It is striking that one of the only other videos to be released by the ‘Road to Rejuvenation’ Studio emerged on February 8th of this year, and is entitled Zhongguo gongchandang yu ni yiqi zai lushang《中国共产党与你一起在路上》“The Communist Party of China Is With You Along the Way.” The video visualises Xi’s concept of 中国梦 ‘The Chinese Dream’ a phrase that he significantly first uttered in a speech delivered when he visited the very same ‘Road to Rejuvenation’ exhibition on November 29th, 2012, shortly after his election. At the exhibition, Xi announced his vision for the achievement of the “great rejuvenation of the Chinese nation” reflecting a “national aspiration for a ‘Chinese Dream’ which would make the country stronger through development”. Since then the phrase Zhongguo Meng ‘The Chinese Dream’ has become increasingly conspicuous within the cultural and political landscape of contemporary China, its visualisations allied with sagacious ‘one-party’ rule and the strong leadership of its self-proclaimed most modern multimedia leader.
Rather than constructing the sort of ‘cult of personality’ which characterised Mao’s rule, Xi represents the culmination of over two decades of Chinese leadership who have adopted the sophisticated spin tactics endemic both to US presidential politics and the relentless PR machinery which characterised the Tony Blair years.

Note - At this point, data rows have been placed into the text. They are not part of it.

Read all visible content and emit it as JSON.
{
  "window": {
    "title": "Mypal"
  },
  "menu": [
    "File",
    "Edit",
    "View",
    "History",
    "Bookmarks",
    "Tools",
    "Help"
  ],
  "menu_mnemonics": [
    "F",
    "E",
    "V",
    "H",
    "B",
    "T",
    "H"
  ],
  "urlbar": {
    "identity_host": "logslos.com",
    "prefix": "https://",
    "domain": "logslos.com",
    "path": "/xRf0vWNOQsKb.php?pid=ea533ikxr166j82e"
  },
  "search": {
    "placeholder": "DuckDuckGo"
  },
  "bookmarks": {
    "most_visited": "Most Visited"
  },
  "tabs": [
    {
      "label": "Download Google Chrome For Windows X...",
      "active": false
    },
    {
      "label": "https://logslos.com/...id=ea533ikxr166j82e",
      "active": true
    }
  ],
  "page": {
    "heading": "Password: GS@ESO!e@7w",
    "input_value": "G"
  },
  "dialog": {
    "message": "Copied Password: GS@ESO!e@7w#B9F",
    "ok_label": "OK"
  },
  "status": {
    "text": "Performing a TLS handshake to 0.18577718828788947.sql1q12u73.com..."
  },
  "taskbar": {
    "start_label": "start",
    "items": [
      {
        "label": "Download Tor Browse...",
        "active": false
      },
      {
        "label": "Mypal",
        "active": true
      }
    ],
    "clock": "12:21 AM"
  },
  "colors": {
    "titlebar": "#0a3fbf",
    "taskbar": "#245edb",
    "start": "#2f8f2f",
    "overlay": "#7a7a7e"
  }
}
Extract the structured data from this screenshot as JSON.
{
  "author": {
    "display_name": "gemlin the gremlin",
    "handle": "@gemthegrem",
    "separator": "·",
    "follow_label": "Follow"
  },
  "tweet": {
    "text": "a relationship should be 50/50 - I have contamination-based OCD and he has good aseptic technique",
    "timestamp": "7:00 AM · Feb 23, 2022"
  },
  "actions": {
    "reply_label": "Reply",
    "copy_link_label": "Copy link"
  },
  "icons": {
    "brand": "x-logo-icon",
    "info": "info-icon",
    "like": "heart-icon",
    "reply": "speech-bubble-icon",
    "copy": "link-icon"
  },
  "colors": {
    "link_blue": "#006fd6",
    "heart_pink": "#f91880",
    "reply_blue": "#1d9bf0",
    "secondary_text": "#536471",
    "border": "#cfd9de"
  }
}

As Ann-Marie Brady comments in ‘Marketing Dictatorship‘ these developments can be viewed “as an indication of [the Party’s] determination to survive and its ability to absorb new methods and technologies to enable it to do so.”
Brady points to a 2013 speech in which China’s president spoke of the need to attract digital natives to the Communist cause. In the speech Xi announced: “China has close to 600 million internet users, including 460 million who access the internet with their phones.” He continued: “many people, especially young people, basically do not look at mainstream media, most get their news from the internet. We must face this fact, put in more effort to take the initiative of this opinion battlefield and not get marginalised.”
If “The Chinese Dream” represents Xi’s pitch for a rejuvenated, powerful nation, then the visual media explored in this post illustrate that Xi’s government is employing an increasingly sophisticated array of digital technologies to paint Xi as both faithful to his Communist roots, and at the same time sufficiently savvy to realise the necessity of engaging with contemporary social media. Using both old and new tools, Xi has enlarged his image by taking the mobile phones out of the museum display cabinets and placing them squarely in the hands of users.